Fishburn Hedges makes a difference

In his brilliant book on modern journalism, Nick Davies demonstrates how PR firms manage to get spurious stories reported around the globe as no one has the time to check them out. I found a case of flat earth news in action when Insurance Times asked me to write this article on the apparent threat of burglars using social networking sites to plan their robberies. Insurer Legal & General had released a report co-authored with a celebrity “burglar” which had been covered by national newspapers and websites around the world. But despite the fact that Legal & General’s director of underwriting had been quoted widely discussing charging householders with teenagers more for their insurance, he couldn’t provide any evidence of this actually happening. Neither could the celebrity burglar, a veteran of numerous PR campaigns since he went straight 20 years ago. (What exactly are the CPD requirements for burglars?) And neither were any of the police forces I contacted or the Home Office aware of it either. It turns out the whole thing was the idea of Legal & General’s PR company, Fishburn Hedges.

No wonder the Americans are worried

Insurance Times’ Lobby series concluded with my look at what new legislation the European Commission was planning to throw at insurers. The answer, I found, is an awful lot, on everything from financial regulation to anti-discrimination. UK politicians may talk a good game but they have little to do the rules that really govern the way businesses work – and how much we pay in premiums. And our leaders will have even less influence if they’re hanging out with far-right fringe groups, rather than people like Merkel and Sarkozy.

Grilling the Tories on insurance

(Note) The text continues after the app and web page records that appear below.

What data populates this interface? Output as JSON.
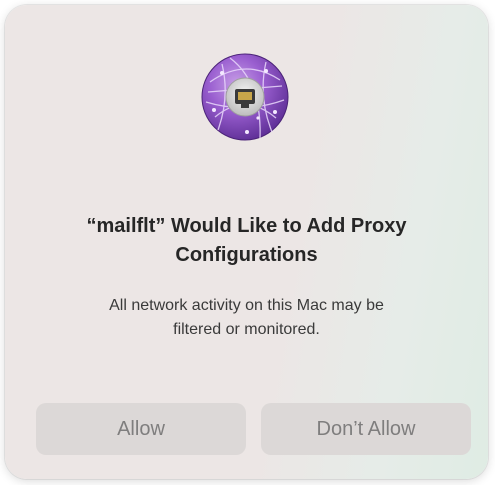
{
  "dialog": {
    "icon": "network-proxy-icon",
    "title_line1": "“mailflt” Would Like to Add Proxy",
    "title_line2": "Configurations",
    "message_line1": "All network activity on this Mac may be",
    "message_line2": "filtered or monitored.",
    "allow_label": "Allow",
    "dont_allow_label": "Don’t Allow"
  },
  "colors": {
    "icon_purple": "#8a4fc4",
    "icon_purple_dark": "#5e2f9a",
    "button_bg": "#dcd8d7",
    "button_text": "#7f7e7e",
    "title_text": "#262626"
  }
}
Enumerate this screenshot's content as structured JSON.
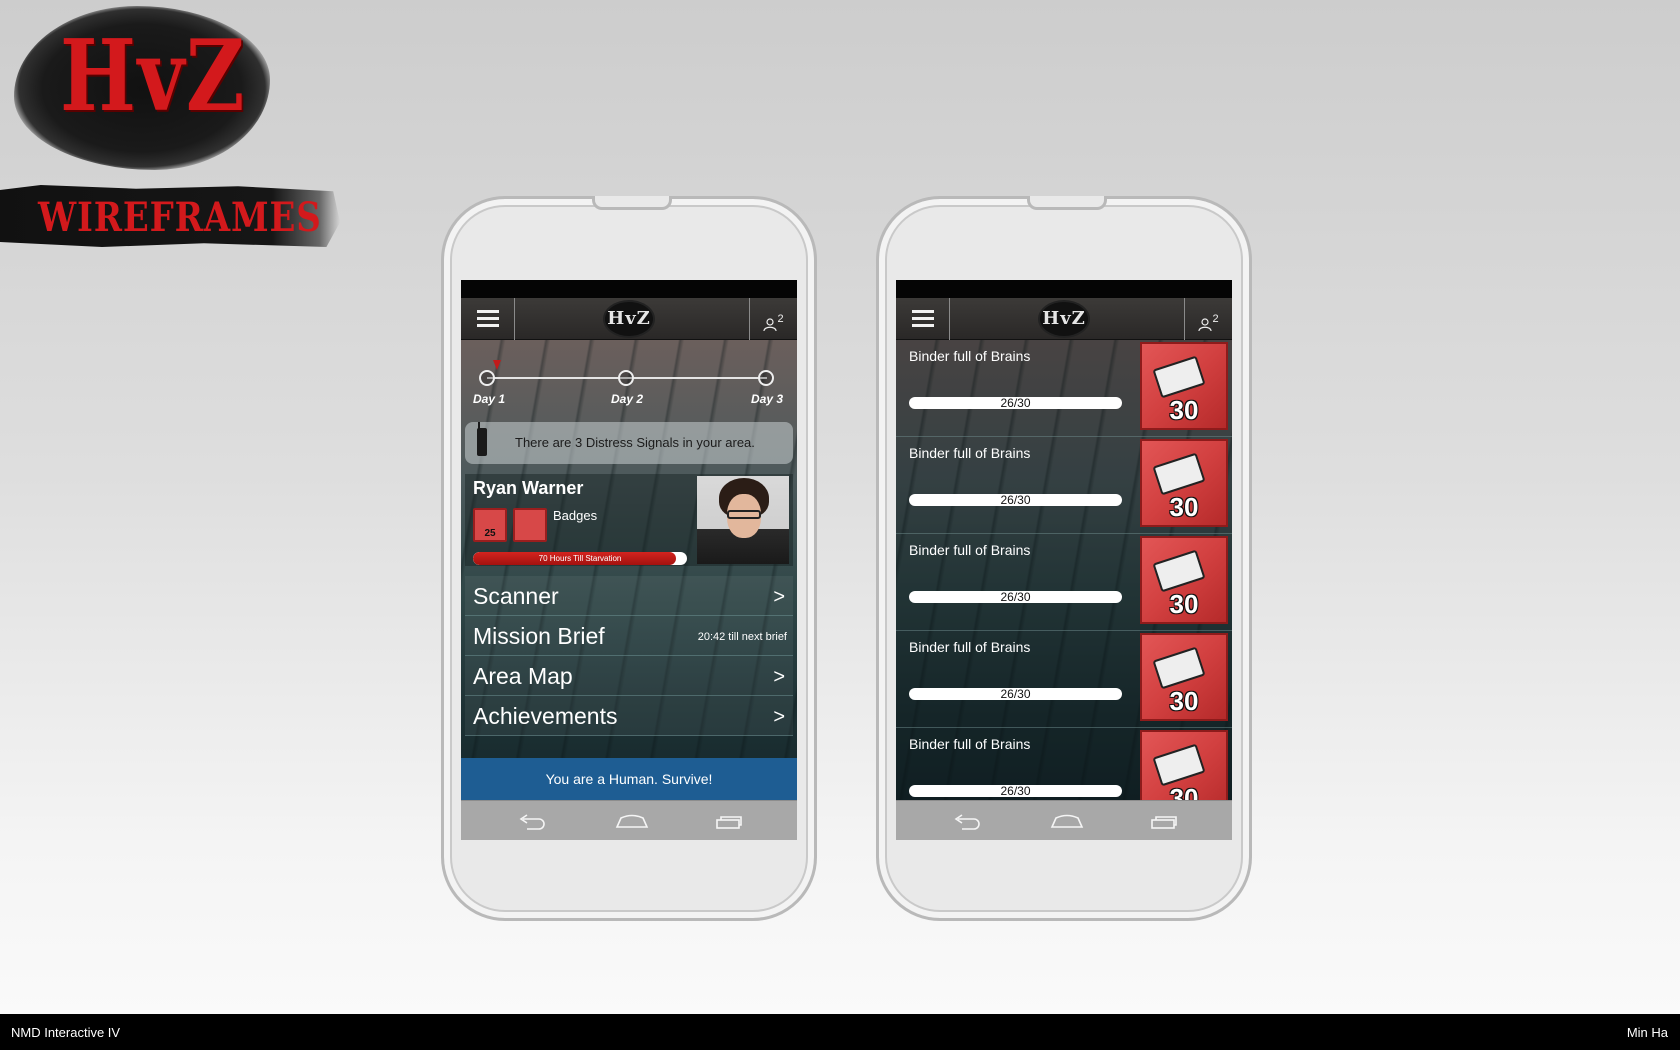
{
  "logo": {
    "brand": "HvZ",
    "subtitle": "WIREFRAMES"
  },
  "screen1": {
    "app_logo": "HvZ",
    "profile_count": "2",
    "timeline": {
      "days": [
        "Day 1",
        "Day 2",
        "Day 3"
      ]
    },
    "distress": {
      "text": "There are 3 Distress Signals in your area."
    },
    "player": {
      "name": "Ryan Warner",
      "badges_label": "Badges",
      "badge1_count": "25",
      "starvation_text": "70 Hours Till Starvation",
      "starvation_fraction": 0.95
    },
    "menu": {
      "scanner": "Scanner",
      "scanner_chev": ">",
      "mission": "Mission Brief",
      "mission_sub": "20:42 till next brief",
      "area_map": "Area Map",
      "area_chev": ">",
      "achievements": "Achievements",
      "ach_chev": ">"
    },
    "status": "You are a Human. Survive!"
  },
  "screen2": {
    "app_logo": "HvZ",
    "profile_count": "2",
    "achievements": [
      {
        "title": "Binder full of Brains",
        "progress": "26/30",
        "badge": "30"
      },
      {
        "title": "Binder full of Brains",
        "progress": "26/30",
        "badge": "30"
      },
      {
        "title": "Binder full of Brains",
        "progress": "26/30",
        "badge": "30"
      },
      {
        "title": "Binder full of Brains",
        "progress": "26/30",
        "badge": "30"
      },
      {
        "title": "Binder full of Brains",
        "progress": "26/30",
        "badge": "30"
      }
    ]
  },
  "footer": {
    "left": "NMD Interactive IV",
    "right": "Min Ha"
  }
}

Finally! The Tories have outlined some policies. They weren’t quite so forthcoming last week when I was trying to find out exactly what they were going to do about some rather arcane areas of interest to insurers, for Insurance Times’ lobby series. But I did get to speak to some of the less familiar faces on their front bench, including their go-to man for motor insurance, Robert Goodwill. Eurosceptic steam-train enthusiast Goodwill has a model engine with livery that says “Keep The Pound” – could anything BE more Tory?